Just for the record, as a measure of how 'mediocre' or 'just adequate' our schools are, on the Government's figures Midhurst Grammar adds more 'value' to children's attainment from the point of entry to GCSEs than does the average Academy. The MGS 'contextual value added' score is 1002, the Academies' average is 981.


Jane Crockett said...

As a successful product of the state education system I am horrified about the possibility of my daughter attending a Secondary School that is working in partnership with Winchester College.

I achieved 3 very good A levels, went to a top 10 university and have had a successful career working in a number of blue chip companies. A lot of this success is due to the broad-based and balanced education I received.

I think the suggestion that Winchester College is the pinacle of educational achievement is a slap in the face for every teacher working in the state education system.

I do not want an academy and I definitely do not want an academy that is partnered to Winchester College.

Jane Crockett

Trabb's Boy said...

Thank you Jane. Mark Dunn, cabinet member for CYPS, was publicly stating at the public meeting in Lodsworth that parents in West Sussex want a "conveyor belt" education (from primary to Oxbrigde). He would like for everyone to believe that good parents want private schools. He actually said to one parent "You are depriving your child of the good opportunity"!

Parents who do think private schools may have something to offer may also want to consider this: the UCAS co-ordinator at MGS recently wrote to Mark Dunn reminding him that you are now statistically more likely to go to Oxbridge from a state school like MGS than you are from an independent one like WC.

Anonymous said...

There are a lot of us out there that have been educated in the state system, and acheived well. If I wanted my children to be privately educated (which I don't) I would pay. Why do thecounty think that this is what we want? I want a broad and balanced education that teaches my children to live in the real world.

Anonymous said...

Your personal question about where Mr Dunn himself was educated is uncalled for. Maybe someone should ask Mr Boxley where he himself was educated - this might give some clue as some of the foundation for his strong opposition.

Trabb's Boy said...

Why do you think it is uncalled for? I am not asking rhetorically or sarcastically- I do want to know why you feel this way.

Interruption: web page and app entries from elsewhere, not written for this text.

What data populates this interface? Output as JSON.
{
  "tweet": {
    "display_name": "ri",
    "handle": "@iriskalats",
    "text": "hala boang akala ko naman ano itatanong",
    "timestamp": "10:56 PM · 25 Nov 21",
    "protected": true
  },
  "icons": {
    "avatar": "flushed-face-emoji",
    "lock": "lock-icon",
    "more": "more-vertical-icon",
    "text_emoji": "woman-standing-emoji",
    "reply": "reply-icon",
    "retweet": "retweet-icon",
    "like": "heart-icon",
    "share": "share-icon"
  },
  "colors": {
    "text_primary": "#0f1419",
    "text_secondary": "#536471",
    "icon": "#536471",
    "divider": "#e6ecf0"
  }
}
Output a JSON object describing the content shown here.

If a politician publicly says that independent schools are better than state ones, if he believes that private schools should be brought into the running of publicly-funded schools (writing things like "The independent sector will have to make the running because the state sector is being held back by the Government's doctrinal problems, while the Opposition seems to be frightened of speaking up against a pretty silly, fudged way of setting about achieving high standards.") and that if that politician has the ultimate power over the fate of state schools (as in the Rother Valley), is it actually unreasonable to want to know how well that person knows and understands the state sector? The few minutes I listened to Cllr Dunn speak, he seemed to have a very antagonistic view towards our schools and state schooling in general.

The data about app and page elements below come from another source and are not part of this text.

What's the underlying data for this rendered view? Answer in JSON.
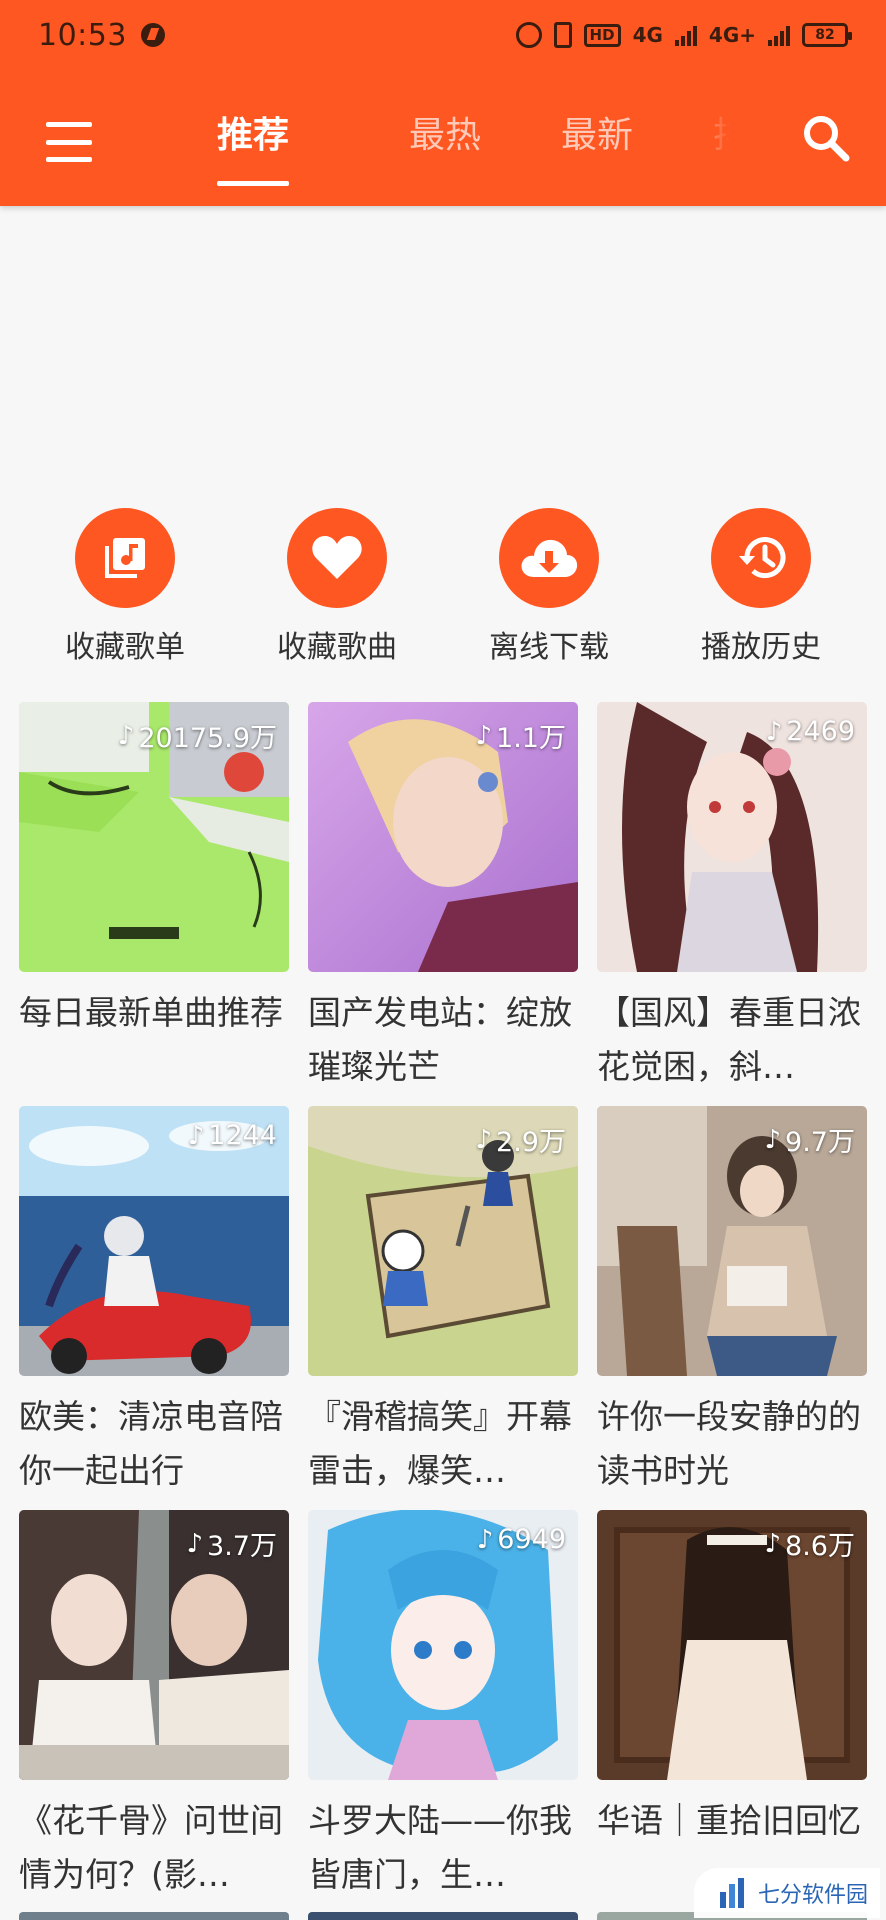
{
  "status_bar": {
    "time": "10:53",
    "hd": "HD",
    "net1": "4G",
    "net2": "4G+",
    "battery": "82"
  },
  "header": {
    "tabs": [
      {
        "label": "推荐",
        "active": true
      },
      {
        "label": "最热"
      },
      {
        "label": "最新"
      },
      {
        "label": "排行"
      }
    ],
    "accent_color": "#ff5722"
  },
  "quick_actions": [
    {
      "label": "收藏歌单",
      "icon": "playlist-icon"
    },
    {
      "label": "收藏歌曲",
      "icon": "heart-icon"
    },
    {
      "label": "离线下载",
      "icon": "cloud-download-icon"
    },
    {
      "label": "播放历史",
      "icon": "history-icon"
    }
  ],
  "playlists": [
    {
      "title": "每日最新单曲推荐",
      "plays": "20175.9万"
    },
    {
      "title": "国产发电站：绽放璀璨光芒",
      "plays": "1.1万"
    },
    {
      "title": "【国风】春重日浓花觉困，斜…",
      "plays": "2469"
    },
    {
      "title": "欧美：清凉电音陪你一起出行",
      "plays": "1244"
    },
    {
      "title": "『滑稽搞笑』开幕雷击，爆笑…",
      "plays": "2.9万"
    },
    {
      "title": "许你一段安静的的读书时光",
      "plays": "9.7万"
    },
    {
      "title": "《花千骨》问世间情为何？(影…",
      "plays": "3.7万"
    },
    {
      "title": "斗罗大陆——你我皆唐门，生…",
      "plays": "6949"
    },
    {
      "title": "华语｜重拾旧回忆",
      "plays": "8.6万"
    }
  ],
  "watermark": {
    "text": "七分软件园"
  }
}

As for Mr Boxley, which Mr Boxley do you mean? How do you suppose who wrote the blog entry? I will ask both Mr Boxleys if they would be willing to answer your request.

Resist! said...

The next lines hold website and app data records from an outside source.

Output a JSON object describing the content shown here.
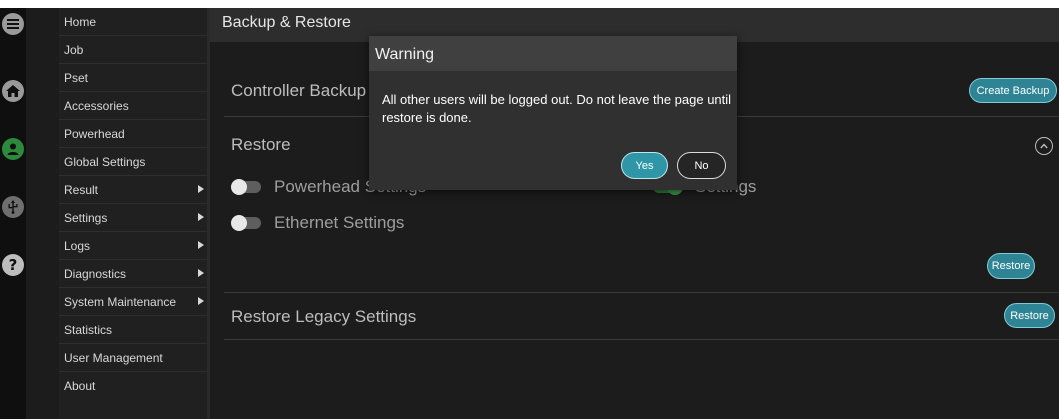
{
  "rail": {
    "icons": [
      "menu-icon",
      "home-icon",
      "user-icon",
      "usb-icon",
      "help-icon"
    ]
  },
  "menu": {
    "items": [
      {
        "label": "Home"
      },
      {
        "label": "Job"
      },
      {
        "label": "Pset"
      },
      {
        "label": "Accessories"
      },
      {
        "label": "Powerhead"
      },
      {
        "label": "Global Settings"
      },
      {
        "label": "Result"
      },
      {
        "label": "Settings"
      },
      {
        "label": "Logs"
      },
      {
        "label": "Diagnostics"
      },
      {
        "label": "System Maintenance"
      },
      {
        "label": "Statistics"
      },
      {
        "label": "User Management"
      },
      {
        "label": "About"
      }
    ]
  },
  "main": {
    "title": "Backup & Restore",
    "controller_backup": {
      "title": "Controller Backup",
      "button": "Create Backup"
    },
    "restore": {
      "title": "Restore",
      "toggles": [
        {
          "label": "Powerhead Settings",
          "on": false
        },
        {
          "label": "Settings",
          "on": true
        },
        {
          "label": "Ethernet Settings",
          "on": false
        }
      ],
      "button": "Restore"
    },
    "legacy": {
      "title": "Restore Legacy Settings",
      "button": "Restore"
    }
  },
  "dialog": {
    "title": "Warning",
    "message": "All other users will be logged out. Do not leave the page until restore is done.",
    "yes": "Yes",
    "no": "No"
  },
  "colors": {
    "accent": "#2e8494",
    "background": "#1c1c1c",
    "toggle_on": "#2e7d3a"
  }
}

FYI, Rev Boxley was educated first in a state school, and then in Christs Hospital. He later went on the teach at Midhurst Grammar School for 33 years. Mr Boxley was educated at West Lavington Primary, Midhurst Intermediate and Midhurst Grammar, Southampton University, the Froebel Institute, Roehampton, and the University of Winchester. How about you...?

Anonymous said...

state educated througout, but was appalled with the state of both MIS and MGS when we visited them with a view to our children being educated there.